Provided material:
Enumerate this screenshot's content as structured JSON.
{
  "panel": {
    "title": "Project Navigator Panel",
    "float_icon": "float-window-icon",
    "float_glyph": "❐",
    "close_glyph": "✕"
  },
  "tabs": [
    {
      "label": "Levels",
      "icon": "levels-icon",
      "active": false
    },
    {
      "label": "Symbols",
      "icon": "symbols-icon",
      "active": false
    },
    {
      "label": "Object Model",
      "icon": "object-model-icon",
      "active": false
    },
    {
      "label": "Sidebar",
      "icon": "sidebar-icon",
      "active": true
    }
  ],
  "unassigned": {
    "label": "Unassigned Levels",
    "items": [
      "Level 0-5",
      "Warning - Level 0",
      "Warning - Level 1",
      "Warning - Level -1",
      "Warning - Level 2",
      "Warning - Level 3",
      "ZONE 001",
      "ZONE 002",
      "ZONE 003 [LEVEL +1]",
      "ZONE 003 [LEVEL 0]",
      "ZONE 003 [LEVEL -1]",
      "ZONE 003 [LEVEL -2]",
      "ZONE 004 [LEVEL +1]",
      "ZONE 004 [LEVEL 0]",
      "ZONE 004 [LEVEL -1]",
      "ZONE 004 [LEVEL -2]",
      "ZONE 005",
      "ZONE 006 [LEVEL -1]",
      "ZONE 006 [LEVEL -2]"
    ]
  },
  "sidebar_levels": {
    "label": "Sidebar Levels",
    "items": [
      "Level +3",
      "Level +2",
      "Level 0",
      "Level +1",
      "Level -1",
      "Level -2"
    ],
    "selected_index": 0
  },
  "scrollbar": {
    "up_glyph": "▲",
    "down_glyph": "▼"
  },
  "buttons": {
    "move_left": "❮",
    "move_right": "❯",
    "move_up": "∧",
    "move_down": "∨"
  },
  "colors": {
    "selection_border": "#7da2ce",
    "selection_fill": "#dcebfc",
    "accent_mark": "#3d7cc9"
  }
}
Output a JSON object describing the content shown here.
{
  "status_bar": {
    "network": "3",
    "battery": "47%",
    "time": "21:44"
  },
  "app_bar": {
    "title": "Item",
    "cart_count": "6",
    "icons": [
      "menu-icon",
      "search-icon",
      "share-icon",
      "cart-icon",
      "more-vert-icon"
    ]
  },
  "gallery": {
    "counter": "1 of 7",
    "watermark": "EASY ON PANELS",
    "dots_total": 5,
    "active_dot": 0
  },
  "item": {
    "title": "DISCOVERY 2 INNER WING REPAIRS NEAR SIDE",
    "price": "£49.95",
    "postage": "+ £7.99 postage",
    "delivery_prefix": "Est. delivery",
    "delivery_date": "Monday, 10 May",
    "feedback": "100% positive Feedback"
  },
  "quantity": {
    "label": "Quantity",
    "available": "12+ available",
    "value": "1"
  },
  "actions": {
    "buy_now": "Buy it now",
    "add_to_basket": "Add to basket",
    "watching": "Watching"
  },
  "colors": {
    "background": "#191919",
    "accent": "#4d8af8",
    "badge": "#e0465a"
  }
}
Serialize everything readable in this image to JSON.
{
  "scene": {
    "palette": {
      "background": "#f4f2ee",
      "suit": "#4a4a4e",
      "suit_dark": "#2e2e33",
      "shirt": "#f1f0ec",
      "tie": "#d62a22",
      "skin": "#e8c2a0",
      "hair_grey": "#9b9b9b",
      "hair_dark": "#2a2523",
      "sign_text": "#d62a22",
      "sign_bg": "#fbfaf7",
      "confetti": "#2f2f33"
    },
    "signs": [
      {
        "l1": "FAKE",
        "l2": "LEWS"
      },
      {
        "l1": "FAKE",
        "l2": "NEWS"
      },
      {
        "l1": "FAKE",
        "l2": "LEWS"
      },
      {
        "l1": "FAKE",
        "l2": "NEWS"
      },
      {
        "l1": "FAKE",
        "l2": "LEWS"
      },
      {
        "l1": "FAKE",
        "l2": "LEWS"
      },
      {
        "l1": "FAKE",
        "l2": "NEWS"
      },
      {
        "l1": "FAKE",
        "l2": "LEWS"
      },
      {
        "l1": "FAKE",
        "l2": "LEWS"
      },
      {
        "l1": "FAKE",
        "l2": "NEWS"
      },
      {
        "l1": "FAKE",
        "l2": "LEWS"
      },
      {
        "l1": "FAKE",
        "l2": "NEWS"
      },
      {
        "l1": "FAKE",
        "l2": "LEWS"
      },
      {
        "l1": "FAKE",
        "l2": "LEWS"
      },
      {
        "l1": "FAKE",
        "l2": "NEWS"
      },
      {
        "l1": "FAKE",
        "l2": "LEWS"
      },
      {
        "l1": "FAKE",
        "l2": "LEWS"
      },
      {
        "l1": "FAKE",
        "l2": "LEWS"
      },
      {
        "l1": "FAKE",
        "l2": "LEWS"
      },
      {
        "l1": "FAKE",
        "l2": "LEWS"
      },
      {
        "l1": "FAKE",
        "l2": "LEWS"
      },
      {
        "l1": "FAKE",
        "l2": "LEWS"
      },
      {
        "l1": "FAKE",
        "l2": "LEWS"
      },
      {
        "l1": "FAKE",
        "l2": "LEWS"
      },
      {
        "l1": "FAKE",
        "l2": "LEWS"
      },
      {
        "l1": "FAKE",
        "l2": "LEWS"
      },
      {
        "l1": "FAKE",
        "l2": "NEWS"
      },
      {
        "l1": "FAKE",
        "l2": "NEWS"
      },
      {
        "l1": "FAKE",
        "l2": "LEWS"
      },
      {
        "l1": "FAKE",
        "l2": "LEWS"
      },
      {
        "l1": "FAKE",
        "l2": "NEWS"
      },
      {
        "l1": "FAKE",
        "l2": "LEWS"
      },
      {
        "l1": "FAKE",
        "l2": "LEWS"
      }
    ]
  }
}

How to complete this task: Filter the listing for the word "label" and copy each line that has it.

Answer for this exercise:
      "label": "Levels",
      "label": "Symbols",
      "label": "Object Model",
      "label": "Sidebar",
    "label": "Unassigned Levels",
    "label": "Sidebar Levels",
    "label": "Quantity",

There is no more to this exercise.